**Data provided:**

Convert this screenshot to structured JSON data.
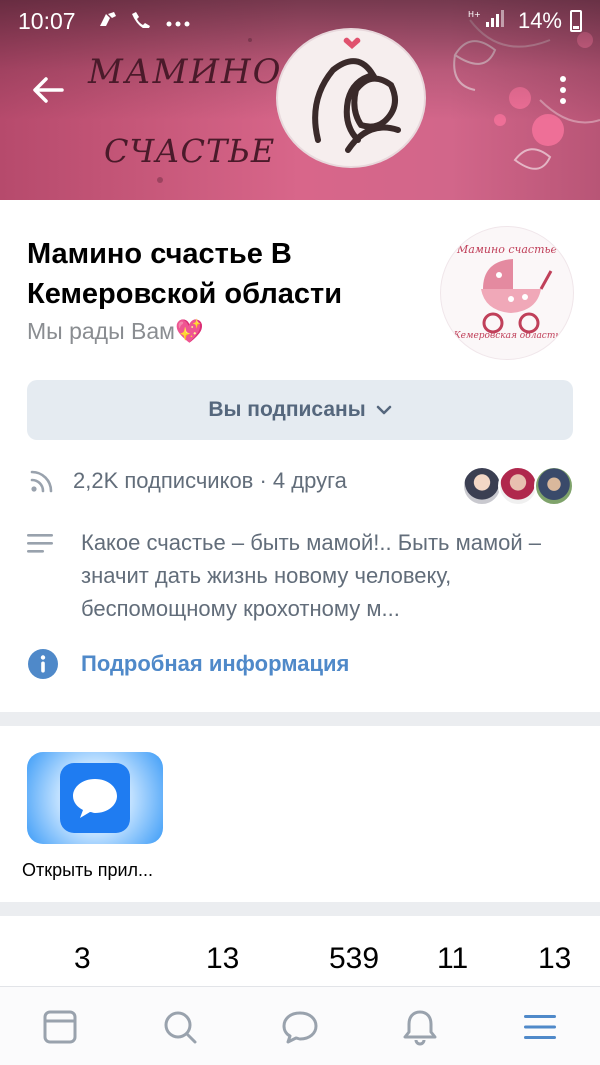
{
  "status_bar": {
    "time": "10:07",
    "battery": "14%",
    "icons": [
      "cleaner-icon",
      "call-icon",
      "more-dots-icon",
      "signal-icon",
      "battery-icon"
    ]
  },
  "cover": {
    "title_line_1": "МАМИНО",
    "title_line_2": "СЧАСТЬЕ"
  },
  "group": {
    "name": "Мамино счастье В Кемеровской области",
    "status": "Мы рады Вам💖",
    "avatar_text_top": "Мамино счастье",
    "avatar_text_bottom": "Кемеровская область"
  },
  "subscribe_button": {
    "label": "Вы подписаны"
  },
  "subscribers": {
    "text": "2,2K подписчиков · 4 друга"
  },
  "description": {
    "text": "Какое счастье – быть мамой!..  Быть мамой – значит дать жизнь новому человеку, беспомощному крохотному м..."
  },
  "more_info": {
    "label": "Подробная информация"
  },
  "apps": {
    "open_label": "Открыть прил..."
  },
  "counters": [
    "3",
    "13",
    "539",
    "11",
    "13"
  ],
  "bottom_nav": [
    "news-icon",
    "search-icon",
    "messages-icon",
    "notifications-icon",
    "menu-icon"
  ],
  "colors": {
    "accent": "#4f89c9",
    "button_bg": "#e5ebf1",
    "button_text": "#55677d",
    "secondary_text": "#626d7a"
  }
}
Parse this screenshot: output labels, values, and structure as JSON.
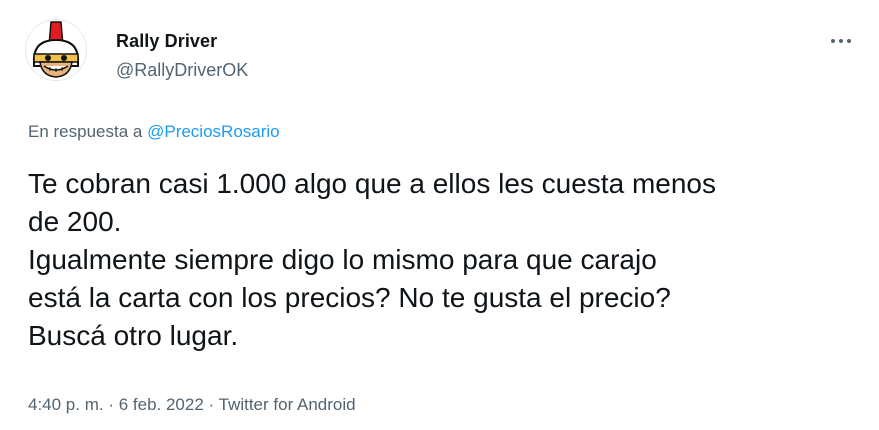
{
  "author": {
    "name": "Rally Driver",
    "handle": "@RallyDriverOK",
    "avatar": "cartoon-helmet-avatar"
  },
  "reply": {
    "prefix": "En respuesta a",
    "mention": "@PreciosRosario"
  },
  "tweet": {
    "text": "Te cobran casi 1.000 algo que a ellos les cuesta menos\nde 200.\nIgualmente siempre digo lo mismo  para que carajo\nestá la carta con los precios? No te gusta el precio?\nBuscá otro lugar."
  },
  "meta": {
    "time": "4:40 p. m.",
    "separator1": " · ",
    "date": "6 feb. 2022",
    "separator2": " · ",
    "source": "Twitter for Android"
  },
  "menu": {
    "icon": "more-horizontal-icon"
  },
  "colors": {
    "text": "#0f1419",
    "secondary": "#536471",
    "link": "#1d9bf0"
  }
}
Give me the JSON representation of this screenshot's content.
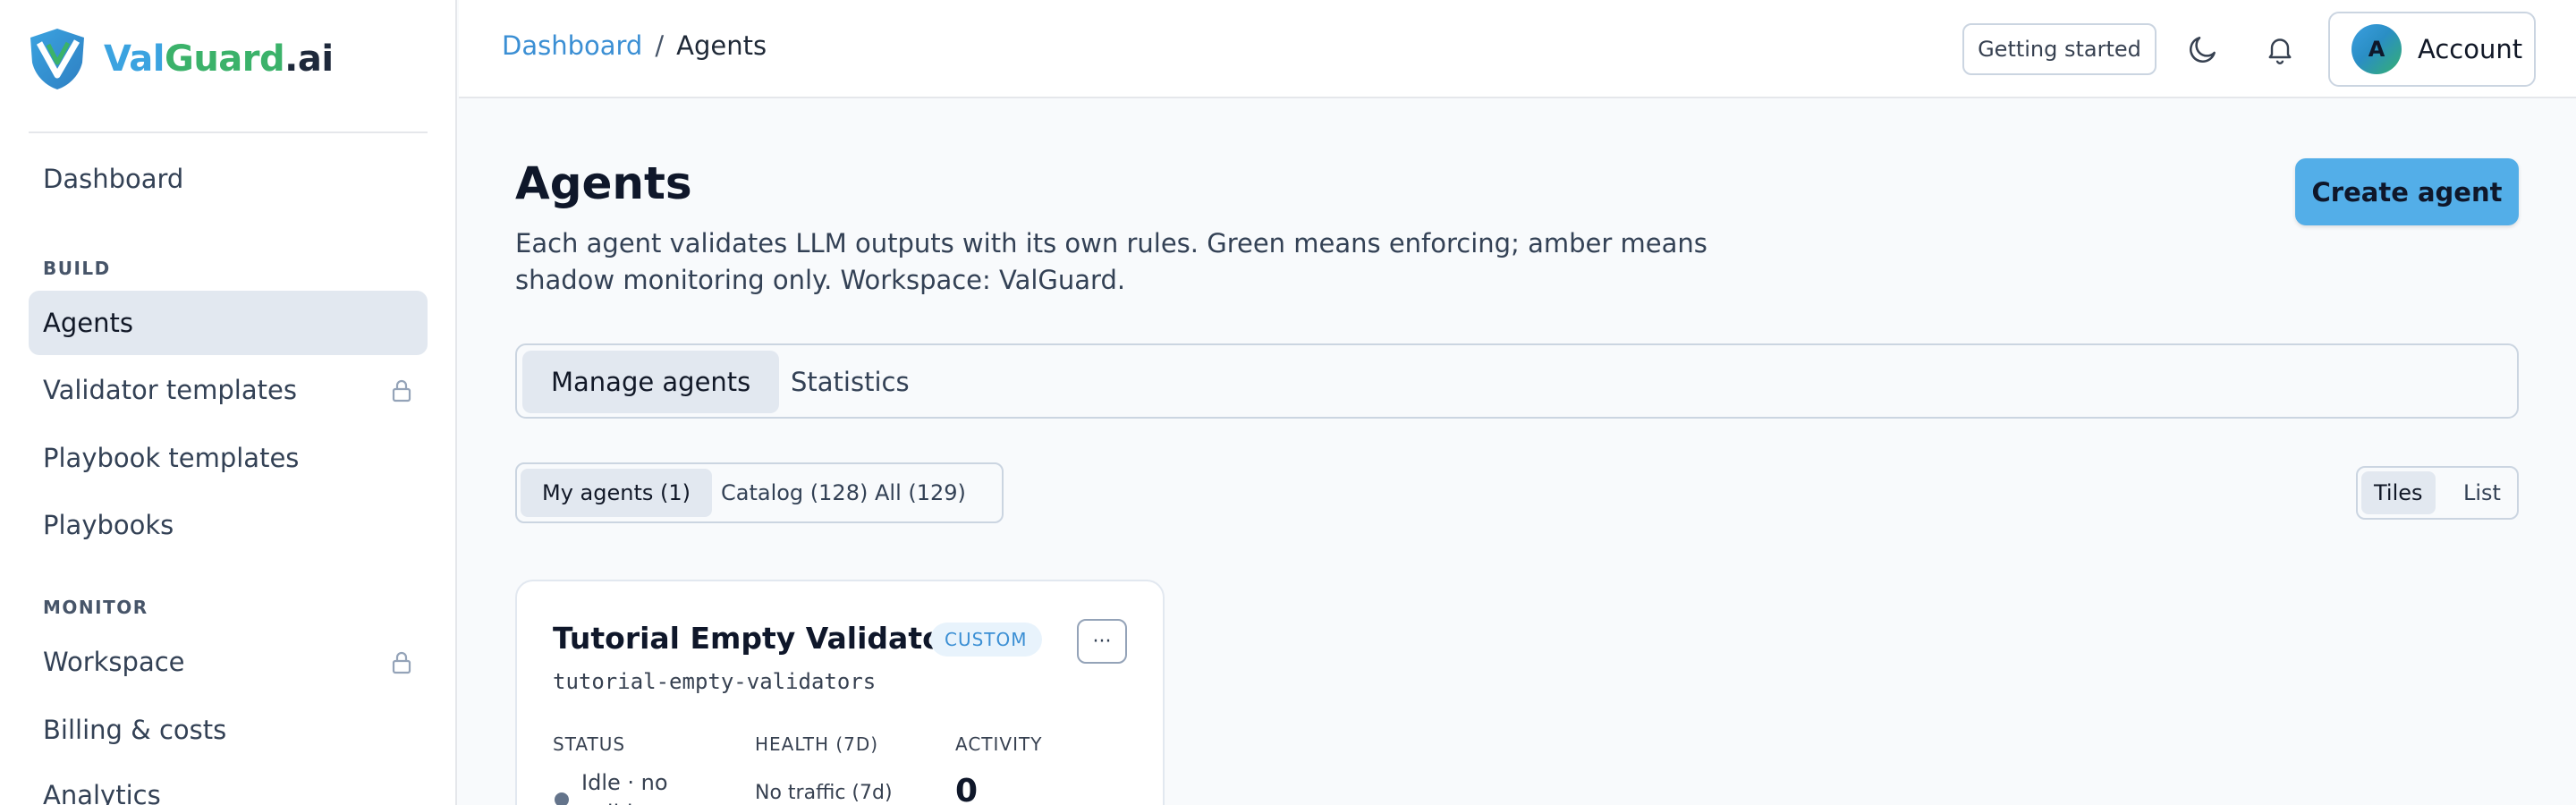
{
  "brand": {
    "val": "Val",
    "guard": "Guard",
    "ai": ".ai"
  },
  "sidebar": {
    "items": [
      {
        "label": "Dashboard"
      },
      {
        "label": "Agents"
      },
      {
        "label": "Validator templates"
      },
      {
        "label": "Playbook templates"
      },
      {
        "label": "Playbooks"
      },
      {
        "label": "Workspace"
      },
      {
        "label": "Billing & costs"
      },
      {
        "label": "Analytics"
      }
    ],
    "sections": {
      "build": "BUILD",
      "monitor": "MONITOR"
    }
  },
  "topbar": {
    "breadcrumb": {
      "root": "Dashboard",
      "sep": "/",
      "current": "Agents"
    },
    "getting_started": "Getting started",
    "avatar_initial": "A",
    "account_label": "Account"
  },
  "page": {
    "title": "Agents",
    "description": "Each agent validates LLM outputs with its own rules. Green means enforcing; amber means shadow monitoring only. Workspace: ValGuard.",
    "create_button": "Create agent"
  },
  "tabs": [
    {
      "label": "Manage agents"
    },
    {
      "label": "Statistics"
    }
  ],
  "filters": [
    {
      "label": "My agents (1)"
    },
    {
      "label": "Catalog (128)"
    },
    {
      "label": "All (129)"
    }
  ],
  "view_toggle": {
    "tiles": "Tiles",
    "list": "List"
  },
  "agent_card": {
    "title": "Tutorial Empty Validators",
    "badge": "CUSTOM",
    "menu": "···",
    "slug": "tutorial-empty-validators",
    "status_label": "STATUS",
    "health_label": "HEALTH (7D)",
    "activity_label": "ACTIVITY",
    "status_value": "Idle · no validators",
    "health_value": "No traffic (7d)",
    "activity_value": "0"
  },
  "colors": {
    "accent": "#53aee8",
    "link": "#3b8fd4",
    "brand_green": "#3bb26a",
    "active_bg": "#e2e8f0"
  },
  "icons": [
    "valguard-shield-logo",
    "lock-icon",
    "moon-icon",
    "bell-icon"
  ]
}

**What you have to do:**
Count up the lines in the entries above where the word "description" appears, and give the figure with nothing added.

**The completed task:**
2